Founded in 1875, Boyle Heights by the 1920s had evolved into a working-class, multiethnic neighborhood far more diverse than any U. S. city at the time with Mexicans, Japanese, African-Americans, Russian Molokans, Armenians, Italians, and the largest settlement of Jews west of Chicago living and working together side by side. According to George Sanchez, Professor of American Studies and Ethnicity and History at USC, Boyle Heights is, “…the best example of a place where people lived together from different backgrounds, different races, different nations for a longer period of time than other neighborhoods.” In a 1955 article in Frontier Magazine titled, “U.N. in Microcosm,” Boyle Heights is held up as an example of various ethnic groups, developing their neighborhood into one of the most democratic and politically tolerant in America.

By analyzing this extraordinary neighborhood throughout its multiethnic history, we see how residents faced their racial and religious differences in school, on the street, and next door. Boyle Heights was not impervious to discrimination, racism, or gang activity and our subjects’ personal stories will explore those moments when tensions rose or when the neighborhood could not escape wider societal factors at work. Yet, how did Boyle Heights encourage and support diversity and tolerance? And what can we learn from the people who were part of this community during its multiethnic heyday?

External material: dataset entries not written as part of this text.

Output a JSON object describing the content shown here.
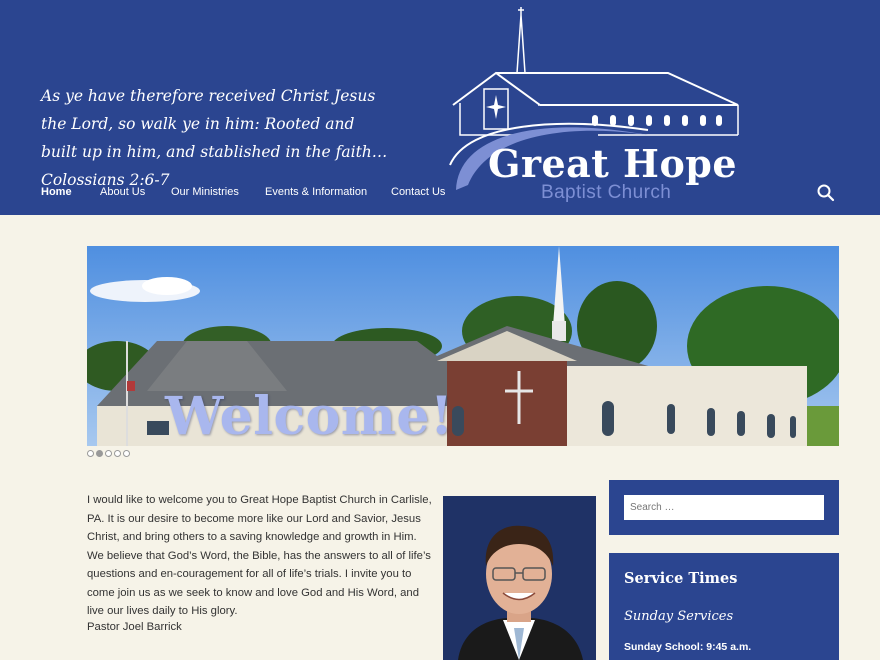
{
  "header": {
    "tagline": "As ye have therefore received Christ Jesus the Lord, so walk ye in him: Rooted and built up in him, and stablished in the faith… Colossians 2:6-7",
    "logo_title": "Great Hope",
    "logo_subtitle": "Baptist Church",
    "nav": [
      {
        "label": "Home",
        "active": true
      },
      {
        "label": "About Us",
        "active": false
      },
      {
        "label": "Our Ministries",
        "active": false
      },
      {
        "label": "Events & Information",
        "active": false
      },
      {
        "label": "Contact Us",
        "active": false
      }
    ],
    "search_icon": "search-icon"
  },
  "slider": {
    "caption": "Welcome!",
    "dots": 5,
    "active_dot": 2
  },
  "main": {
    "welcome_text": "I would like to welcome you to Great Hope Baptist Church in Carlisle, PA. It is our desire to become more like our Lord and Savior, Jesus Christ, and bring others to a saving knowledge and growth in Him. We believe that God’s Word, the Bible, has the answers to all of life’s questions and en-couragement for all of life’s trials. I invite you to come join us as we seek to know and love God and His Word, and live our lives daily to His glory.",
    "signature": "Pastor Joel Barrick"
  },
  "sidebar": {
    "search_placeholder": "Search …",
    "service_title": "Service Times",
    "service_subtitle": "Sunday Services",
    "service_line": "Sunday School: 9:45 a.m."
  },
  "colors": {
    "header_bg": "#2b4590",
    "page_bg": "#f6f3e8",
    "logo_accent": "#7d8fd4"
  }
}
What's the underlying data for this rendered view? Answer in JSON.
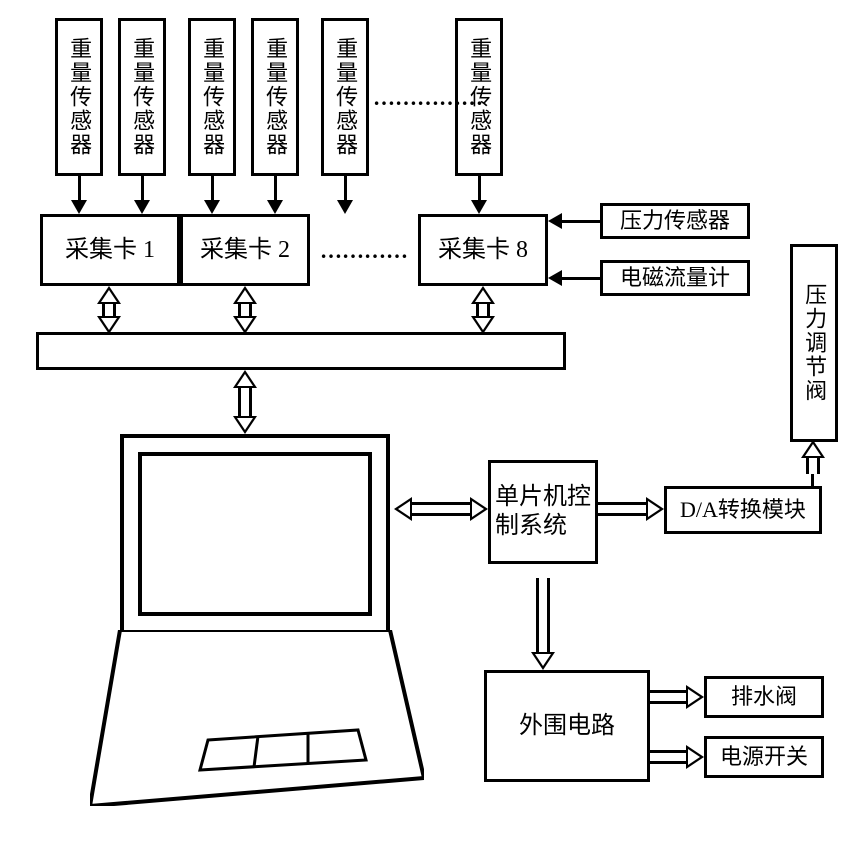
{
  "sensors": {
    "label": "重量传感器",
    "ellipsis": "……………"
  },
  "cards": {
    "c1": "采集卡 1",
    "c2": "采集卡 2",
    "c8": "采集卡 8",
    "ellipsis": "…………"
  },
  "side_inputs": {
    "pressure_sensor": "压力传感器",
    "flow_meter": "电磁流量计"
  },
  "mcu": "单片机控制系统",
  "da": "D/A转换模块",
  "valve": "压力调节阀",
  "periph": "外围电路",
  "drain": "排水阀",
  "power": "电源开关"
}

Betsy Kalin
In 2004 her feature length documentary, Hearts Cracked Open, premiered to great acclaim at the San Francisco International Lesbian and Gay Film Festival and has gone on to win several awards. Her film, Roof, premiered at New York City’s MoMA as part of New Directors/New Films and is a part of the Short Shorts compilation released by Picture This! Entertainment. In 1997, Betsy formed Itchy Bee Productions and her experimental and documentary shorts have screened at festivals worldwide. She also wrote and directed the lesbian biography series, LesBios, for web broadcast. In addition to producing and directing, East L.A. Interchange, she is producing the documentary Before Homosexuals with John Scagliotti, the Emmy award-winning producer of Before Stonewall.